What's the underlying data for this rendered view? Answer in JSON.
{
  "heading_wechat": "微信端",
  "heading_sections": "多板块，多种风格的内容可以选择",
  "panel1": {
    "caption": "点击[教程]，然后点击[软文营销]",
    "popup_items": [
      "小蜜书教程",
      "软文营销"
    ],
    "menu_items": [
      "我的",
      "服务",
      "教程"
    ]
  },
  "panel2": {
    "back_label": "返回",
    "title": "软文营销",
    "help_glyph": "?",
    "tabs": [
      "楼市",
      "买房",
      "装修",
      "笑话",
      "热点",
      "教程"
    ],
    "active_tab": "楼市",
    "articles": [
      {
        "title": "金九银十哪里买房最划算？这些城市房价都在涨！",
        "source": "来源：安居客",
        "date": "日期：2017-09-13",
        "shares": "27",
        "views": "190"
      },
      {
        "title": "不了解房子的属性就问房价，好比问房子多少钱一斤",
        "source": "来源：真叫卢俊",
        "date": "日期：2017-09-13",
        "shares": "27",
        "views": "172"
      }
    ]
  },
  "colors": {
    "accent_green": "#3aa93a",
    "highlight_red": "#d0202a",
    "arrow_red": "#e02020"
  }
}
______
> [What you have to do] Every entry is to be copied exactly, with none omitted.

> [Expected output]
What's the underlying data for this rendered view? Answer in JSON.
{
  "heading_wechat": "微信端",
  "heading_sections": "多板块，多种风格的内容可以选择",
  "panel1": {
    "caption": "点击[教程]，然后点击[软文营销]",
    "popup_items": [
      "小蜜书教程",
      "软文营销"
    ],
    "menu_items": [
      "我的",
      "服务",
      "教程"
    ]
  },
  "panel2": {
    "back_label": "返回",
    "title": "软文营销",
    "help_glyph": "?",
    "tabs": [
      "楼市",
      "买房",
      "装修",
      "笑话",
      "热点",
      "教程"
    ],
    "active_tab": "楼市",
    "articles": [
      {
        "title": "金九银十哪里买房最划算？这些城市房价都在涨！",
        "source": "来源：安居客",
        "date": "日期：2017-09-13",
        "shares": "27",
        "views": "190"
      },
      {
        "title": "不了解房子的属性就问房价，好比问房子多少钱一斤",
        "source": "来源：真叫卢俊",
        "date": "日期：2017-09-13",
        "shares": "27",
        "views": "172"
      }
    ]
  },
  "colors": {
    "accent_green": "#3aa93a",
    "highlight_red": "#d0202a",
    "arrow_red": "#e02020"
  }
}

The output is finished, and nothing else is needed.